Will be implemented in near future. Do not use now.


<id> ( <Expression List> )
Applies a data conversion or aggregate function to the specified argument.


<Type Id> ::=
<id> |
<Type Id> . <id>
Type identifiers differ from variables, functions, fields, etc., in that they may contain dots.


<Field Id> ::=
<id>


CREATE <Stream Scope> STREAM <id> [ <string> ] ( <Stream Member List> [ ; ] ) [ <Options> ] [ COMMENT <string> ]
Create a new stream in TimeBase according to the specification. This "query" returns back a stream of messages of the standard type deltix.qsrv.hf.pub.ErrorMessage. Usually one message is returned, either reporting success, or containing error information.


MODIFY STREAM <id> [ <string> ] ( <Stream Member List> [ ; ] ) [ <Options> ] [ COMMENT <string> ]
[ CONFIRM ( NO_CONVERSION | CONVERT_DATA | DROP_ATTRIBUTES | DROP_TYPES | DROP_DATA ) ]
Modify the stream identified by the specified key. All stream properties are replaced, and data is optionally converted according to the specified default values. This "query" returns back a stream of messages of the standard type deltix.qsrv.hf.pub.ErrorMessage. Usually one message is returned, either reporting success, or containing error information.




TRANSIENT |
TRANSIENT streams are in-memory objects, similar to message queues or topics.
DURABLE
DURABLE streams have all loaded data permanently stored on disk.


<Options> ::=
OPTIONS ( <Option List> [ ; ] )
This construct is used for specifying additional options for creating objects, such as the distribution factor for durable streams, buffer properties for transient streams, etc.




<Option> ::=




CLASS <Type Id> [ <string> ] [ UNDER <Type Id> ] ( <Attribute Definition List> ) [ <Instantiable Clause> ] [ COMMENT <string> ]


INSTANTIABLE |
NOT INSTANTIABLE
NOT INSTANTIABLE is the QQL (and Standard SQL) name for what is known in most object-oriented languages as abstract. NOT INSTANTIABLE classes are used as parent classes for other INSTANTIABLE classes in the schema. Concrete messages contained in a stream may only be of INSTANTIABLE class type.








STATIC <id> [ <string> ] <Type Id> = <Expression> [ COMMENT <string> ]

Static attributes are invariable across all messages. The scope of a static attribute, just like that of static class members in languages such as C# or Java, is the entire class, as opposed to individual message (object). Individual messages only contain information about non-static fields.

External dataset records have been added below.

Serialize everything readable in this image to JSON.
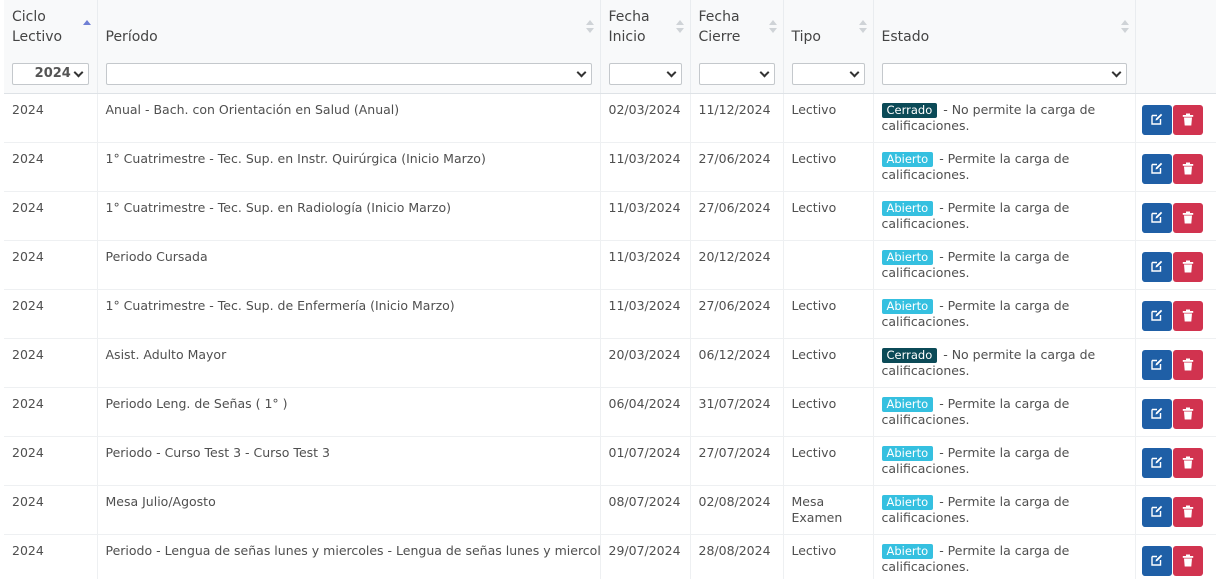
{
  "headers": {
    "ciclo": [
      "Ciclo",
      "Lectivo"
    ],
    "periodo": "Período",
    "inicio": [
      "Fecha",
      "Inicio"
    ],
    "cierre": [
      "Fecha",
      "Cierre"
    ],
    "tipo": "Tipo",
    "estado": "Estado"
  },
  "filters": {
    "ciclo": "2024",
    "periodo": "",
    "inicio": "",
    "cierre": "",
    "tipo": "",
    "estado": ""
  },
  "status_text": {
    "closed_badge": "Cerrado",
    "closed_desc": "- No permite la carga de calificaciones.",
    "open_badge": "Abierto",
    "open_desc": "- Permite la carga de calificaciones."
  },
  "colors": {
    "closed": "#0b4a57",
    "open": "#35c0e0",
    "edit": "#1f5fa6",
    "delete": "#d1334f"
  },
  "icons": {
    "edit": "edit-icon",
    "delete": "trash-icon",
    "sort": "sort-icon",
    "dropdown": "chevron-down-icon"
  },
  "rows": [
    {
      "ciclo": "2024",
      "periodo": "Anual - Bach. con Orientación en Salud (Anual)",
      "inicio": "02/03/2024",
      "cierre": "11/12/2024",
      "tipo": "Lectivo",
      "estado": "closed"
    },
    {
      "ciclo": "2024",
      "periodo": "1° Cuatrimestre - Tec. Sup. en Instr. Quirúrgica (Inicio Marzo)",
      "inicio": "11/03/2024",
      "cierre": "27/06/2024",
      "tipo": "Lectivo",
      "estado": "open"
    },
    {
      "ciclo": "2024",
      "periodo": "1° Cuatrimestre - Tec. Sup. en Radiología (Inicio Marzo)",
      "inicio": "11/03/2024",
      "cierre": "27/06/2024",
      "tipo": "Lectivo",
      "estado": "open"
    },
    {
      "ciclo": "2024",
      "periodo": "Periodo Cursada",
      "inicio": "11/03/2024",
      "cierre": "20/12/2024",
      "tipo": "",
      "estado": "open"
    },
    {
      "ciclo": "2024",
      "periodo": "1° Cuatrimestre - Tec. Sup. de Enfermería (Inicio Marzo)",
      "inicio": "11/03/2024",
      "cierre": "27/06/2024",
      "tipo": "Lectivo",
      "estado": "open"
    },
    {
      "ciclo": "2024",
      "periodo": "Asist. Adulto Mayor",
      "inicio": "20/03/2024",
      "cierre": "06/12/2024",
      "tipo": "Lectivo",
      "estado": "closed"
    },
    {
      "ciclo": "2024",
      "periodo": "Periodo Leng. de Señas ( 1° )",
      "inicio": "06/04/2024",
      "cierre": "31/07/2024",
      "tipo": "Lectivo",
      "estado": "open"
    },
    {
      "ciclo": "2024",
      "periodo": "Periodo - Curso Test 3 - Curso Test 3",
      "inicio": "01/07/2024",
      "cierre": "27/07/2024",
      "tipo": "Lectivo",
      "estado": "open"
    },
    {
      "ciclo": "2024",
      "periodo": "Mesa Julio/Agosto",
      "inicio": "08/07/2024",
      "cierre": "02/08/2024",
      "tipo": "Mesa Examen",
      "estado": "open"
    },
    {
      "ciclo": "2024",
      "periodo": "Periodo - Lengua de señas lunes y miercoles - Lengua de señas lunes y miercoles",
      "inicio": "29/07/2024",
      "cierre": "28/08/2024",
      "tipo": "Lectivo",
      "estado": "open"
    }
  ]
}
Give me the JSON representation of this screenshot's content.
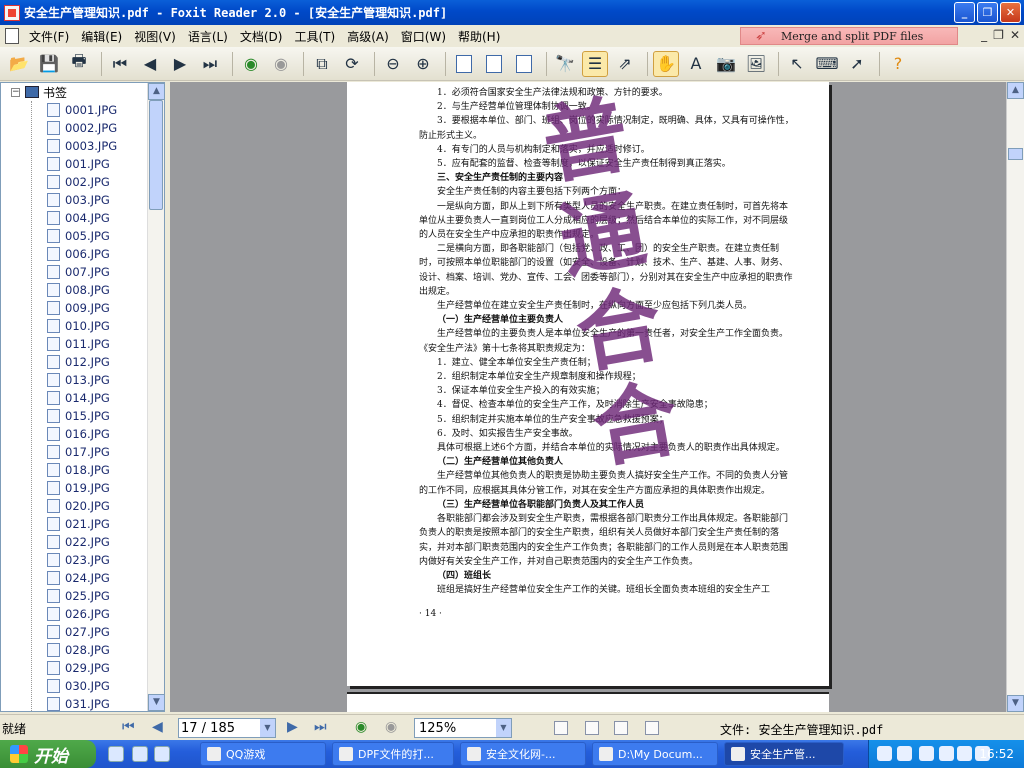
{
  "window": {
    "title": "安全生产管理知识.pdf - Foxit Reader 2.0 - [安全生产管理知识.pdf]"
  },
  "window_controls": {
    "minimize": "_",
    "restore": "❐",
    "close": "✕"
  },
  "menu": [
    "文件(F)",
    "编辑(E)",
    "视图(V)",
    "语言(L)",
    "文档(D)",
    "工具(T)",
    "高级(A)",
    "窗口(W)",
    "帮助(H)"
  ],
  "promo": {
    "label": "Merge and split PDF files",
    "icon": "pointer-arrow-icon"
  },
  "mdi_controls": {
    "minimize": "_",
    "restore": "❐",
    "close": "✕"
  },
  "toolbar": {
    "buttons": [
      "open-icon",
      "save-icon",
      "print-icon",
      "first-page-icon",
      "prev-page-icon",
      "next-page-icon",
      "last-page-icon",
      "back-icon",
      "forward-icon",
      "extract-icon",
      "rotate-icon",
      "zoom-out-icon",
      "zoom-in-icon",
      "actual-size-icon",
      "fit-page-icon",
      "fit-width-icon",
      "find-icon",
      "continuous-icon",
      "fit-visible-icon",
      "hand-tool-icon",
      "text-select-icon",
      "snapshot-icon",
      "image-icon",
      "select-icon",
      "typewriter-icon",
      "arrow-tool-icon",
      "help-icon"
    ]
  },
  "sidebar": {
    "root_label": "书签",
    "root_toggle": "−",
    "items": [
      "0001.JPG",
      "0002.JPG",
      "0003.JPG",
      "001.JPG",
      "002.JPG",
      "003.JPG",
      "004.JPG",
      "005.JPG",
      "006.JPG",
      "007.JPG",
      "008.JPG",
      "009.JPG",
      "010.JPG",
      "011.JPG",
      "012.JPG",
      "013.JPG",
      "014.JPG",
      "015.JPG",
      "016.JPG",
      "017.JPG",
      "018.JPG",
      "019.JPG",
      "020.JPG",
      "021.JPG",
      "022.JPG",
      "023.JPG",
      "024.JPG",
      "025.JPG",
      "026.JPG",
      "027.JPG",
      "028.JPG",
      "029.JPG",
      "030.JPG",
      "031.JPG"
    ]
  },
  "document": {
    "lines": [
      "1．必须符合国家安全生产法律法规和政策、方针的要求。",
      "2．与生产经营单位管理体制协调一致。",
      "3．要根据本单位、部门、班组、岗位的实际情况制定，既明确、具体，又具有可操作性，防止形式主义。",
      "4．有专门的人员与机构制定和落实，并应适时修订。",
      "5．应有配套的监督、检查等制度，以保证安全生产责任制得到真正落实。",
      "三、安全生产责任制的主要内容",
      "安全生产责任制的内容主要包括下列两个方面：",
      "一是纵向方面，即从上到下所有类型人员的安全生产职责。在建立责任制时，可首先将本单位从主要负责人一直到岗位工人分成相应的层级；然后结合本单位的实际工作，对不同层级的人员在安全生产中应承担的职责作出规定。",
      "二是横向方面，即各职能部门（包括党、政、工、团）的安全生产职责。在建立责任制时，可按照本单位职能部门的设置（如安全、设备、计划、技术、生产、基建、人事、财务、设计、档案、培训、党办、宣传、工会、团委等部门），分别对其在安全生产中应承担的职责作出规定。",
      "生产经营单位在建立安全生产责任制时，在纵向方面至少应包括下列几类人员。",
      "（一）生产经营单位主要负责人",
      "生产经营单位的主要负责人是本单位安全生产的第一责任者，对安全生产工作全面负责。《安全生产法》第十七条将其职责规定为：",
      "1．建立、健全本单位安全生产责任制；",
      "2．组织制定本单位安全生产规章制度和操作规程；",
      "3．保证本单位安全生产投入的有效实施；",
      "4．督促、检查本单位的安全生产工作，及时消除生产安全事故隐患；",
      "5．组织制定并实施本单位的生产安全事故应急救援预案；",
      "6．及时、如实报告生产安全事故。",
      "具体可根据上述6个方面，并结合本单位的实际情况对主要负责人的职责作出具体规定。",
      "（二）生产经营单位其他负责人",
      "生产经营单位其他负责人的职责是协助主要负责人搞好安全生产工作。不同的负责人分管的工作不同，应根据其具体分管工作，对其在安全生产方面应承担的具体职责作出规定。",
      "（三）生产经营单位各职能部门负责人及其工作人员",
      "各职能部门都会涉及到安全生产职责，需根据各部门职责分工作出具体规定。各职能部门负责人的职责是按照本部门的安全生产职责，组织有关人员做好本部门安全生产责任制的落实，并对本部门职责范围内的安全生产工作负责；各职能部门的工作人员则是在本人职责范围内做好有关安全生产工作，并对自己职责范围内的安全生产工作负责。",
      "（四）班组长",
      "班组是搞好生产经营单位安全生产工作的关键。班组长全面负责本班组的安全生产工"
    ],
    "page_number": "· 14 ·",
    "stamp_text": "普通合合"
  },
  "statusbar": {
    "status": "就绪",
    "page_field": "17 / 185",
    "zoom": "125%",
    "file_label": "文件: 安全生产管理知识.pdf"
  },
  "taskbar": {
    "start_label": "开始",
    "tasks": [
      "QQ游戏",
      "DPF文件的打...",
      "安全文化网-...",
      "D:\\My Docum...",
      "安全生产管..."
    ],
    "clock": "16:52"
  }
}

Static attributes cannot have encoding specification. For example, you define a static INTEGER attribute as STATIC level INTEGER = 28, but there is no place, or need, to specify that it is stored as a 4 byte binary. The value in this case is 28, and that is all TimeBase needs to know.

Static attributes can even be set to NULL, which is especially useful when the are mapped to native object fields on read, and we want TimeBase to set those fields to some invariant value.



<id> [ <string> ] <Data Type> [ RELATIVE TO <Identifier> ] [ DEFAULT <Expression> ] [ COMMENT <string> ]

Non-Static attributes are normal variable fields of a message.

The DEFAULT construct is only used when modifying the stream schema. The schema conversion engine uses the specified value to initialize previously missing or inconvertible field values.



<Limits> ::=
<empty> |
BETWEEN <Expression> AND <Expression>


<empty> |
<id> |
<id> ( <int> )

See TimeBase Data Types for detailed information about standard types and encodings.



<Data Type> ::=
<Type Id> [ NOT NULL ] <Encoding Info> <Limits> |
ARRAY ( <Data Type List> ) [ NOT NULL ] |
OBJECT ( <Object Content DataType List> ) [ NOT NULL ]

See TimeBase Data Types for detailed information about standard types and encodings.







ENUM <Type Id> [ <string> ] ( <Enumeration> ) [ FLAGS ] [ COMMENT <string> ]






<id>


DROP STREAM <Identifier>